A: If I’d’ve said at any time that I can’t do two jobs, then he’d have said OK, that’s fine. But the secret part of ET Properties is that it sustains and creates tournaments. When a venue stages an event and say they want more permanent support from the European Tour, then we suggest they become an ET Destination. Also an ET Destination sometimes wants a tournament. The ETP model is never as important as a Ryder Cup or a Rolex Series event, but it still has great value. Keith would say, about its future, that it’s a business that is profitable, all destinations pay an annual fee, but it has a wider strategic value to the Tour. Keith might’ve expected me to relinquish ET Properties job, but it’s a business I have taken great pride in heading up and the value I can give to it now is strategic and also as a sales person. I have a team that can deliver much more than I could when I was a one-man band, starting it all up. ET Destinations don’t miss me because the delivery to them has grown hugely, through a skilled and committed team. What I do is I can sell and I have a value to ET Properties.
Q: But it’s not sustainable for one person to do both these jobs to this level for the long term, surely?
A: Well, maybe Keith has another plan and he’ll tell me when he’s ready, if that’s the case. But the other thing is that I now have the trust of the Staysure players and I might be able to pull back from attending every single Staysure Tour event. It’s an incredible privilege and pressure running a tour. Running venues is more my comfort zone – when you wake up on a Saturday morning, you’re not directly responsible for what happens at an ET Destination. But you’re talking about running people’s livelihoods on the Staysure Tour and there’s a level of pressure that can be quite acute because you’re looking at a blank calendar and you have to fill that schedule. I can now look back with enormous pride at what we’ve achieved, with a great team. Four new tournaments last year, five new this year and two more already next year.

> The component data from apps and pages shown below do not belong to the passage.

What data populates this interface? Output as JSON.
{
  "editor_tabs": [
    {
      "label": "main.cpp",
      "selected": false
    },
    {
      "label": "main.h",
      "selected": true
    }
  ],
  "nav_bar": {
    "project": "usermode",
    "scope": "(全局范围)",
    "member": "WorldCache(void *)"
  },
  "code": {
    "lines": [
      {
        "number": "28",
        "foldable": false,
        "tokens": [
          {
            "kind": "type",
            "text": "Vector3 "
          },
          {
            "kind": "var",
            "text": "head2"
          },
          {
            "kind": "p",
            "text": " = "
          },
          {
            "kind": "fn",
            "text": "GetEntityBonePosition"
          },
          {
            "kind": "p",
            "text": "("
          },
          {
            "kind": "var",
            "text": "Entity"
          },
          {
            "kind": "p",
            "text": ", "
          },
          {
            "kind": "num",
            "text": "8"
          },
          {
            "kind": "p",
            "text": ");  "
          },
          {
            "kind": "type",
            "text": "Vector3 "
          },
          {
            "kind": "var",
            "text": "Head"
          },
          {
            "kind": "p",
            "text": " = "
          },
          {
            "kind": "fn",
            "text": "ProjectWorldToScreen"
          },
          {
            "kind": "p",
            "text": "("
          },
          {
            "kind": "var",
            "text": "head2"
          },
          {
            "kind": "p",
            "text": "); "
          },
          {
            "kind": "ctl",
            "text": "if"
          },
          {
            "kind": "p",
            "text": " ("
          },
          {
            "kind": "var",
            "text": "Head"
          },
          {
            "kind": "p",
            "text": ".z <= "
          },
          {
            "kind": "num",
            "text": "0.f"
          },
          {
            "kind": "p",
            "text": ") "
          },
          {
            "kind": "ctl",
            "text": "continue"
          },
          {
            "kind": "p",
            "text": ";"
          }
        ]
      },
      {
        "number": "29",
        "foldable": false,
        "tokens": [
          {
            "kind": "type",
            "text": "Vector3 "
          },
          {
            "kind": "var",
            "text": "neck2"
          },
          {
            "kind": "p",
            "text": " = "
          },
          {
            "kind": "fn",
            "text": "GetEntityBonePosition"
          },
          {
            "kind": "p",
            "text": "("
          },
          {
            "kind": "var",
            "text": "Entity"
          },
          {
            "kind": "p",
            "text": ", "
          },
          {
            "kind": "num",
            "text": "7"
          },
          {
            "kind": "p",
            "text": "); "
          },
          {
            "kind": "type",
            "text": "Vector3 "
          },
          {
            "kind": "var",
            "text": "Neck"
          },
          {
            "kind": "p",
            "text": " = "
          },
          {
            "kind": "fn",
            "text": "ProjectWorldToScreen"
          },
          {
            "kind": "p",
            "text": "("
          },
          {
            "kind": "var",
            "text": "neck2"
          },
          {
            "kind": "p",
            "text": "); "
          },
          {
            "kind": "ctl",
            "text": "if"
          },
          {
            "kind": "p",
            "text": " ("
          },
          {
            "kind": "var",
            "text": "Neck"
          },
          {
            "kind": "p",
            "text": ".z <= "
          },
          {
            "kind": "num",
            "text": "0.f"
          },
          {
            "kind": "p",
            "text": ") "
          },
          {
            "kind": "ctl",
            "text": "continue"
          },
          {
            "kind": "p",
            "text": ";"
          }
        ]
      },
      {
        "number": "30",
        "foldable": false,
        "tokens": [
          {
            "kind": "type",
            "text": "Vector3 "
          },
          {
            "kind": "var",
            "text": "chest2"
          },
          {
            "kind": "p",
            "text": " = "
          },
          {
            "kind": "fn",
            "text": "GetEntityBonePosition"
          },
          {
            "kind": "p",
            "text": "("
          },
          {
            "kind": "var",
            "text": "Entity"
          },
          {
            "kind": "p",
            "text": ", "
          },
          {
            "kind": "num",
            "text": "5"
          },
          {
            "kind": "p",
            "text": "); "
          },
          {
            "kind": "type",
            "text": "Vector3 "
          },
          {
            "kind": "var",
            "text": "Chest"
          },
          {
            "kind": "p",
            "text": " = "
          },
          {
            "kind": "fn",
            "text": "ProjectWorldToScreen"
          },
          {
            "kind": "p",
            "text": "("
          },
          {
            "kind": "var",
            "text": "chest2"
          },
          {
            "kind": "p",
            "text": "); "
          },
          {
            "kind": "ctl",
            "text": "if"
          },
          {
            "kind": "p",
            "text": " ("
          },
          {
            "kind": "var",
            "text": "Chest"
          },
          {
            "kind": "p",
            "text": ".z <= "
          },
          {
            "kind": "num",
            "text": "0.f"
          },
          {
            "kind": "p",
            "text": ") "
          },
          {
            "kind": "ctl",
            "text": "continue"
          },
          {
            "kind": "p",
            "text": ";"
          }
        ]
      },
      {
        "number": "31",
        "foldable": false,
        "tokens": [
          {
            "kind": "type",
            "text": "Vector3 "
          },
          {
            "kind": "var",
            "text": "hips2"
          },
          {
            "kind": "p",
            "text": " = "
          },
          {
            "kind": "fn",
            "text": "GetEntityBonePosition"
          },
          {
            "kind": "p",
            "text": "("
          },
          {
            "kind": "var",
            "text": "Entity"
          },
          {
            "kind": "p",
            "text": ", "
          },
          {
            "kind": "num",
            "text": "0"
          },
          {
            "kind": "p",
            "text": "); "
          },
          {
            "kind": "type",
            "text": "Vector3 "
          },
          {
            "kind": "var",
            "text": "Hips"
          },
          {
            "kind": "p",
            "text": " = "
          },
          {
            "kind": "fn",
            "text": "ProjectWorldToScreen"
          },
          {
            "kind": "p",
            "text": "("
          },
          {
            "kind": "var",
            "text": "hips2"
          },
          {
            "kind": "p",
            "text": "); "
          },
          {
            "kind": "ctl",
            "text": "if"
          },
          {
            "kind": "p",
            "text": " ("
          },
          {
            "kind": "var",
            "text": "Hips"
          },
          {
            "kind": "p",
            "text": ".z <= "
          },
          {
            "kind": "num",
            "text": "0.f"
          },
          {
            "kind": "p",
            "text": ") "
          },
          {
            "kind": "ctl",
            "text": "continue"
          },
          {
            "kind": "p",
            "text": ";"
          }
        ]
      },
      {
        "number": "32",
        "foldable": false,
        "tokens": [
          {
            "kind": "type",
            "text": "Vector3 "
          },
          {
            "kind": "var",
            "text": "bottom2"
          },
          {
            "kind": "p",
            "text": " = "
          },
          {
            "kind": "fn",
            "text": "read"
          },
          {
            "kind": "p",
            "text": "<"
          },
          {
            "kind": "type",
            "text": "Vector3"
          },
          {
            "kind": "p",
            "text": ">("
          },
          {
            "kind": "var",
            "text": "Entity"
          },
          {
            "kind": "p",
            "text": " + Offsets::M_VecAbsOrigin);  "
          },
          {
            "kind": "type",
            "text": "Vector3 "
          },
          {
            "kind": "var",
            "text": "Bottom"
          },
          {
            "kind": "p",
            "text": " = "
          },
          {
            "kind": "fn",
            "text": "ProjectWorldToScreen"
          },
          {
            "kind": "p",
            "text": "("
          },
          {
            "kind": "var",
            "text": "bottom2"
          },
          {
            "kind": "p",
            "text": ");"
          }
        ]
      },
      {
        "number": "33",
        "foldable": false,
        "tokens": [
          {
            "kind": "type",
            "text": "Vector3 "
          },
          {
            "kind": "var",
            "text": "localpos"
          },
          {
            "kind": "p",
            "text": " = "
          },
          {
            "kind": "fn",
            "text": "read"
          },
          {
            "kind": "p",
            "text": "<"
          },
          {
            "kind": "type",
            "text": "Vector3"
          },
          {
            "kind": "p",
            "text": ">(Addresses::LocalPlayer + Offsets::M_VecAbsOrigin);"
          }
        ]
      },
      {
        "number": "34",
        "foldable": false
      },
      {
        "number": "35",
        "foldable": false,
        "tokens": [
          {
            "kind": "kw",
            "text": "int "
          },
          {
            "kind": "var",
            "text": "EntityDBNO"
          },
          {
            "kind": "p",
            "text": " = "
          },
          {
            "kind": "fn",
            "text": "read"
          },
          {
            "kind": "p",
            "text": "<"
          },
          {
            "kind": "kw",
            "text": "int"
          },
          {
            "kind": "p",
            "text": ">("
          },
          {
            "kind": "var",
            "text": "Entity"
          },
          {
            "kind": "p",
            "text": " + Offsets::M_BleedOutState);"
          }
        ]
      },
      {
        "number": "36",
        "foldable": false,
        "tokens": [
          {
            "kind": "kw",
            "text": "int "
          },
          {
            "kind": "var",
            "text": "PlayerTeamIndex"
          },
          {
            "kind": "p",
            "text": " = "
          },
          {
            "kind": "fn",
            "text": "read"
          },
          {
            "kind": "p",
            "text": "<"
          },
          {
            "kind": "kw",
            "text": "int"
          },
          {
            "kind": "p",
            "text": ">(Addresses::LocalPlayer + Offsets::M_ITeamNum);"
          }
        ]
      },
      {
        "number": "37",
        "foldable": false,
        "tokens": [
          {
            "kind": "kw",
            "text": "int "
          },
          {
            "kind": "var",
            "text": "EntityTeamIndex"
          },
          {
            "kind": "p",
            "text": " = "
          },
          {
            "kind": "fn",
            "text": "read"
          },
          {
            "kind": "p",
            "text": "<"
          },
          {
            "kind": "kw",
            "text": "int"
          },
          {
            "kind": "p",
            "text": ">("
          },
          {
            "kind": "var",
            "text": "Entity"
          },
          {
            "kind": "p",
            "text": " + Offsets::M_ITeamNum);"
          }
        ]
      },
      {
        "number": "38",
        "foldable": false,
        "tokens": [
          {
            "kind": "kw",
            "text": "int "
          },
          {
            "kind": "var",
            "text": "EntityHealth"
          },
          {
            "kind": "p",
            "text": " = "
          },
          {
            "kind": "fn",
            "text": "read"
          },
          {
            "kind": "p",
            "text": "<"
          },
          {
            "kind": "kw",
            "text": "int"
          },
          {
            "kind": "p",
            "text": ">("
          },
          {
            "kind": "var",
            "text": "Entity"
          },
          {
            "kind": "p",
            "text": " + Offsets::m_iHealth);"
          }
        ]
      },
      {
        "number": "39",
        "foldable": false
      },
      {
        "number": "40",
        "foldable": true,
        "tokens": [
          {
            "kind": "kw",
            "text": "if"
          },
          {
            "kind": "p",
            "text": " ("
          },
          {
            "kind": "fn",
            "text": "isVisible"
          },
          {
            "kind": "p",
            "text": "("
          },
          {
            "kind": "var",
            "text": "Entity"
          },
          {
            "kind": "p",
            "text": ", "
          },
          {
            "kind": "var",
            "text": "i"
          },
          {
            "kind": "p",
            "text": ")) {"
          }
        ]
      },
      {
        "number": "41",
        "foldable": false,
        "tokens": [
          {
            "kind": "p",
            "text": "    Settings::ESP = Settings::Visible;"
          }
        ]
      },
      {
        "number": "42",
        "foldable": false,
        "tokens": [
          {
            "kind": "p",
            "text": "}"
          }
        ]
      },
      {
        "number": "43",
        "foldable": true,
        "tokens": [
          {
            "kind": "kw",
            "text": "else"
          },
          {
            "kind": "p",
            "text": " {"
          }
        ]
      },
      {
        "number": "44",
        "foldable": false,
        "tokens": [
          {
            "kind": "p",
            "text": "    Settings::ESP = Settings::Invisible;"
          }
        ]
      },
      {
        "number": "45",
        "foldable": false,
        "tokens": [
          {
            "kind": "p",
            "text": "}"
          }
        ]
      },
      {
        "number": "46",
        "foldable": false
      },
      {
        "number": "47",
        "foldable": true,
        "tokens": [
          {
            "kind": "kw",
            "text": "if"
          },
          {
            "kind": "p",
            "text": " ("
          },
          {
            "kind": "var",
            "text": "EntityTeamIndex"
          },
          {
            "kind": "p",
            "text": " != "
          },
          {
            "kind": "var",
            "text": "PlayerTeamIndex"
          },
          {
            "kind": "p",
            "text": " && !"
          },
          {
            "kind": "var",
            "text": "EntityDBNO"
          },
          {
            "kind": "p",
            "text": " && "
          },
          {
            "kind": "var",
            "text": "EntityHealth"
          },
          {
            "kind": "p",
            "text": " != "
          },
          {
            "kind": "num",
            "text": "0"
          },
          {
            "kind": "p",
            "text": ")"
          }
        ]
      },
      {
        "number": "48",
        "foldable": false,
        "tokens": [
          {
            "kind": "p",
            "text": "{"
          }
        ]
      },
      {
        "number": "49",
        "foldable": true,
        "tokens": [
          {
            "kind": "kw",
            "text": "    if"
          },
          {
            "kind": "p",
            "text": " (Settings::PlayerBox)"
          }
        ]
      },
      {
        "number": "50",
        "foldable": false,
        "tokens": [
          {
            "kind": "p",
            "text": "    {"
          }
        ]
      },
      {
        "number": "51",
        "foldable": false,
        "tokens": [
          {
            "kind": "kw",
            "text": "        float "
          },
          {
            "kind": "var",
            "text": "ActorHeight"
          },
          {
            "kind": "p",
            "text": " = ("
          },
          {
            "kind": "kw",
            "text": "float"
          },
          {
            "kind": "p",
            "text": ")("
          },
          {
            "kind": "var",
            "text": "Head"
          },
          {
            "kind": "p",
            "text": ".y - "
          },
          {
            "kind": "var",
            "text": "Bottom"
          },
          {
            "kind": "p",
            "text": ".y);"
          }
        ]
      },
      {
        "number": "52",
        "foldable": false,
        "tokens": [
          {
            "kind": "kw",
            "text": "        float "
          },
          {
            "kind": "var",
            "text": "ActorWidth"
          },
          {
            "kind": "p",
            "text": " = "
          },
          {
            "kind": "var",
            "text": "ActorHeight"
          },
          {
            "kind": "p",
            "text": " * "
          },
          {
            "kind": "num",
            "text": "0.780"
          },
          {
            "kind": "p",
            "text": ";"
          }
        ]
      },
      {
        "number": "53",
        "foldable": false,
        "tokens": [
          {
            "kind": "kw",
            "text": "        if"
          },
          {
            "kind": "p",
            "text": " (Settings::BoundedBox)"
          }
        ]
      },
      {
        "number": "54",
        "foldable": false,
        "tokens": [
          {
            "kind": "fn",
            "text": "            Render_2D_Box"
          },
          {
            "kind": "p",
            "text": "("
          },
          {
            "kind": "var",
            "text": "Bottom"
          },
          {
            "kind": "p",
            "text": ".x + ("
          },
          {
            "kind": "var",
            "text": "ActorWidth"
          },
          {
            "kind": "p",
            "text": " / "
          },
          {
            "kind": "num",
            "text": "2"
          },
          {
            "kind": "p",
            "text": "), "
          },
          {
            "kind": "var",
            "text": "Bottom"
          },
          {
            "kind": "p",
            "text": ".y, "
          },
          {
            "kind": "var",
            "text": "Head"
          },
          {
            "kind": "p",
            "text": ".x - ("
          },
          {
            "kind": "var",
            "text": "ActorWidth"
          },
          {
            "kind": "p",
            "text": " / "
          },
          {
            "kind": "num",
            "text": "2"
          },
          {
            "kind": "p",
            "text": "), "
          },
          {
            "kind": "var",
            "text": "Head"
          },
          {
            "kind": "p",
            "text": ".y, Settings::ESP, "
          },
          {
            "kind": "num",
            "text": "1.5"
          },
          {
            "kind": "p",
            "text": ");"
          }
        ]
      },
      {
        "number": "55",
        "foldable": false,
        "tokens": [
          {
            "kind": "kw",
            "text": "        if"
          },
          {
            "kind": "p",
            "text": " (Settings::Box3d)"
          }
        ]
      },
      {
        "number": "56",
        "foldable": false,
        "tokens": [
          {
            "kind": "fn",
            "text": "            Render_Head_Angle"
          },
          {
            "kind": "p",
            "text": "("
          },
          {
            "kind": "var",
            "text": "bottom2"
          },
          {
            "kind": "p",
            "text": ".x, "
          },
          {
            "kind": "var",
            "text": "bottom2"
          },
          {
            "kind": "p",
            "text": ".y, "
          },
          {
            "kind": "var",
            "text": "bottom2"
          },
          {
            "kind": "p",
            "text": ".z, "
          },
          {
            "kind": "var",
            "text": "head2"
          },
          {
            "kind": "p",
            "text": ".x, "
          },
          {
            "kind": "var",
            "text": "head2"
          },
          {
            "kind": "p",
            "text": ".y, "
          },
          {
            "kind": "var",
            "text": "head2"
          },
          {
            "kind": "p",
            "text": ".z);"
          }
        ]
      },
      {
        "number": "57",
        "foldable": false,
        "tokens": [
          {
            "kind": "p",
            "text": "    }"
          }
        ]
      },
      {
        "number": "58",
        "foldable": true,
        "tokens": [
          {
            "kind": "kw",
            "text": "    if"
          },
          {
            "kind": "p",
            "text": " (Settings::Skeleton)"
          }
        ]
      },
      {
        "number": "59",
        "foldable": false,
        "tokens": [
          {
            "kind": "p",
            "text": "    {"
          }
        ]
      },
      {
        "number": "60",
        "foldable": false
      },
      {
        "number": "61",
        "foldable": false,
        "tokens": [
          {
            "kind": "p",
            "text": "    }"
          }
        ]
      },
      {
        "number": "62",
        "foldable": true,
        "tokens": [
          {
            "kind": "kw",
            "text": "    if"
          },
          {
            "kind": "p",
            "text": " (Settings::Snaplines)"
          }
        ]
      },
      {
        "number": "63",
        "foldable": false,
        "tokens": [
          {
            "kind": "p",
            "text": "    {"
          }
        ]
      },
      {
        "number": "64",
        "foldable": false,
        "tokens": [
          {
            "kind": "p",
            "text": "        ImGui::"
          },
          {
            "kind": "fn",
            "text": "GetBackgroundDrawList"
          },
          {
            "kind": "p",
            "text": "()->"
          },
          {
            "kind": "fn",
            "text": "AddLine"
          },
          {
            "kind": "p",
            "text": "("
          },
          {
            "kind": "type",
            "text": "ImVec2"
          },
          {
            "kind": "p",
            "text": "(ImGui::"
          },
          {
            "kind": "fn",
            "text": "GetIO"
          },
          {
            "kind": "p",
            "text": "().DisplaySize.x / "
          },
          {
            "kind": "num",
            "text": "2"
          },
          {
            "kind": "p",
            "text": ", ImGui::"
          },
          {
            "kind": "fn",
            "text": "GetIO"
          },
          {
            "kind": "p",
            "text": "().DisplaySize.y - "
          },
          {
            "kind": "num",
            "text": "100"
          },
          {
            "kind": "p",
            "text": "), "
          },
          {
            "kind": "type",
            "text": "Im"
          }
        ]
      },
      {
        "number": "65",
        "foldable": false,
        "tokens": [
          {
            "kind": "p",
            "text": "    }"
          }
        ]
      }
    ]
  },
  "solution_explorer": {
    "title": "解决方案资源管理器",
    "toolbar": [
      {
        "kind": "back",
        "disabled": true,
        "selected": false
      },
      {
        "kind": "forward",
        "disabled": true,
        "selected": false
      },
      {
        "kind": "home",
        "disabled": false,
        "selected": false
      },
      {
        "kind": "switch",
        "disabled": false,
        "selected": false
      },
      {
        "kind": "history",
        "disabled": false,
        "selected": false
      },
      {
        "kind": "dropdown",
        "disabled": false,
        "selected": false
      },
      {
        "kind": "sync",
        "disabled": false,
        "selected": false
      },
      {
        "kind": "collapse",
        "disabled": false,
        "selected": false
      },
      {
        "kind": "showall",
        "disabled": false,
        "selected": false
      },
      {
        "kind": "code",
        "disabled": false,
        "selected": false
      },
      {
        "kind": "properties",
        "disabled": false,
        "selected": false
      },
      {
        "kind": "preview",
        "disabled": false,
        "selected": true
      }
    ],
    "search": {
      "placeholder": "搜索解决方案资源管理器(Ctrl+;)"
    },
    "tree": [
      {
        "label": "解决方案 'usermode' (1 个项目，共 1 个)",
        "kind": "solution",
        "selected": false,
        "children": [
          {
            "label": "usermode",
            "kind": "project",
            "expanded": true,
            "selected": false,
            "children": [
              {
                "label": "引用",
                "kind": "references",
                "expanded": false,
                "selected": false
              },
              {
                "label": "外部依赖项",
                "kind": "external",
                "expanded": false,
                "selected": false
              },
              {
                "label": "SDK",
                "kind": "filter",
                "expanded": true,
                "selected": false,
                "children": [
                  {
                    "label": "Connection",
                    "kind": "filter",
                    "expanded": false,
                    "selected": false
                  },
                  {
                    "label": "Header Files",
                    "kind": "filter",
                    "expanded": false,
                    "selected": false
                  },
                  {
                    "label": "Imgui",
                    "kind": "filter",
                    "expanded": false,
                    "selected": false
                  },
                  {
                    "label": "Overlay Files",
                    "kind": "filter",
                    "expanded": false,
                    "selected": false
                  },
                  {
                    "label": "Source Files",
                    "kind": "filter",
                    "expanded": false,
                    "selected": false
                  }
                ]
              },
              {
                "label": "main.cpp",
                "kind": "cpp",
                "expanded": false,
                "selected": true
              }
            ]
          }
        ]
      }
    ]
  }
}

I’m not responsible for all of those, but it puts everyone into a very happy place.
David MacLaren, thank you very much
Top picture: Italian Open – won by Clark Dennis
European Tour Properties